Check each line of the entries for "offset" and report the ones that have it.

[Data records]
########################################

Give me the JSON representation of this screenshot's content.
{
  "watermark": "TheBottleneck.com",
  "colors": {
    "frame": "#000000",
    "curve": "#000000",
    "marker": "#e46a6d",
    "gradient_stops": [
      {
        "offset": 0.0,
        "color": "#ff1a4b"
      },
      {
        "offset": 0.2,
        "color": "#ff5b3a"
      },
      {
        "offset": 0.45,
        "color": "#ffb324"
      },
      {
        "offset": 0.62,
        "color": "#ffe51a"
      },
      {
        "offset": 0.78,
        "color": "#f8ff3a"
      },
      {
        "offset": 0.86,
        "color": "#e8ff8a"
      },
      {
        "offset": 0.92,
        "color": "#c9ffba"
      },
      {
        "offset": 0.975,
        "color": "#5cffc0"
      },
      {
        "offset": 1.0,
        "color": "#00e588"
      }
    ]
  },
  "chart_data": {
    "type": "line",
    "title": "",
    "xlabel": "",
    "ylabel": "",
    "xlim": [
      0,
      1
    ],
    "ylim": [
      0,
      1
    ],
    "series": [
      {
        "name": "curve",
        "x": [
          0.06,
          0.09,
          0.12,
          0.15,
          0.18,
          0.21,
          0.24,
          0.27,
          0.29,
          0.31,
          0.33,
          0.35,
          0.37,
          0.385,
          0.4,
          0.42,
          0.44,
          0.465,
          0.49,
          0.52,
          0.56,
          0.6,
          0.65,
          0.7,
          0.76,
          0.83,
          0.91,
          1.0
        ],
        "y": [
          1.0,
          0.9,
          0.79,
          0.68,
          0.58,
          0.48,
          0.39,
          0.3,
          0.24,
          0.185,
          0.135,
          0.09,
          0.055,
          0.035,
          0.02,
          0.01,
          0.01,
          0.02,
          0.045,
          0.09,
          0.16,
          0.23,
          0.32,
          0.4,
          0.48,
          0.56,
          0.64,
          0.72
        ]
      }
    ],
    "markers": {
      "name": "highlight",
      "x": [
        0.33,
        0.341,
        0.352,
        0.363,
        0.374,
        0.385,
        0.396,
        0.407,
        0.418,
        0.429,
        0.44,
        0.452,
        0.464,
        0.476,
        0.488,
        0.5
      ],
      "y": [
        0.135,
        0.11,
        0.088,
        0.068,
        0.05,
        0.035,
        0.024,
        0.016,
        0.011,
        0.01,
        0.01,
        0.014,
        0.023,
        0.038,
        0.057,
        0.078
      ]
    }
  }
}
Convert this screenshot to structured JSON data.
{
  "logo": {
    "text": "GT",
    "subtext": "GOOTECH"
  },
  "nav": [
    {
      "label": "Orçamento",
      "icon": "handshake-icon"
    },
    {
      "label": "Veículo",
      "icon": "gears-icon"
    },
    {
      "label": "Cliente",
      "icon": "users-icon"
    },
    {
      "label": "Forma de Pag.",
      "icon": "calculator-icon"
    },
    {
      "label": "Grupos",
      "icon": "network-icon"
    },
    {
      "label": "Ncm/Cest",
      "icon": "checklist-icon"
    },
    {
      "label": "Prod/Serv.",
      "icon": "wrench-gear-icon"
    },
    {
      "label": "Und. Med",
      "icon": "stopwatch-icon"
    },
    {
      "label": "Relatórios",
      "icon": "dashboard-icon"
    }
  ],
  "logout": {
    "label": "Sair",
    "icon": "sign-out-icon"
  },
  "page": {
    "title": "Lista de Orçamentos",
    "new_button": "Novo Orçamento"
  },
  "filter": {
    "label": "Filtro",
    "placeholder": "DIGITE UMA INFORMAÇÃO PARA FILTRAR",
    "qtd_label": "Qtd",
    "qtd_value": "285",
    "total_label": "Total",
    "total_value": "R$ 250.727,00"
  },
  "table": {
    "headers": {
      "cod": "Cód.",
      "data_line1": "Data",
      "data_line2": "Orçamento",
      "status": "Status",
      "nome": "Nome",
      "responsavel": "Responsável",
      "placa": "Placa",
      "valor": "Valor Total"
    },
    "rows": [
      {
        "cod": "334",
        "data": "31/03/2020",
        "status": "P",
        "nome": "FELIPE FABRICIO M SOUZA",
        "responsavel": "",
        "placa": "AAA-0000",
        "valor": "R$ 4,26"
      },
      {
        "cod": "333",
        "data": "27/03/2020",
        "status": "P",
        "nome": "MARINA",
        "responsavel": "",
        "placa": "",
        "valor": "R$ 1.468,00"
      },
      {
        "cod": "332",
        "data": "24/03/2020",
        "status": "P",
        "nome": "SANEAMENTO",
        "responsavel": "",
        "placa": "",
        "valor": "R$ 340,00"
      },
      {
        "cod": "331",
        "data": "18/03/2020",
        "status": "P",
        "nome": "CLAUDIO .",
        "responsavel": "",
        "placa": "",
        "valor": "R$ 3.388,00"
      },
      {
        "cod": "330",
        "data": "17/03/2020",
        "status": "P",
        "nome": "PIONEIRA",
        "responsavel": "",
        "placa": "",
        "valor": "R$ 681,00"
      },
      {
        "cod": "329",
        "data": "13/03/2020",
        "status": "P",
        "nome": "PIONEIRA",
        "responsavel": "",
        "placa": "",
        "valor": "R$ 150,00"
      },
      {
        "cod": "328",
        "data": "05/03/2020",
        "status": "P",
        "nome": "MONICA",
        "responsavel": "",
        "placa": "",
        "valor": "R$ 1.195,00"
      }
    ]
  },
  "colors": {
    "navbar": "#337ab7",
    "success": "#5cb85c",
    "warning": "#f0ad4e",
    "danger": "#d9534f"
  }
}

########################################

- **Task solution**
        "offset": 0.0,
        "offset": 0.2,
        "offset": 0.45,
        "offset": 0.62,
        "offset": 0.78,
        "offset": 0.86,
        "offset": 0.92,
        "offset": 0.975,
        "offset": 1.0,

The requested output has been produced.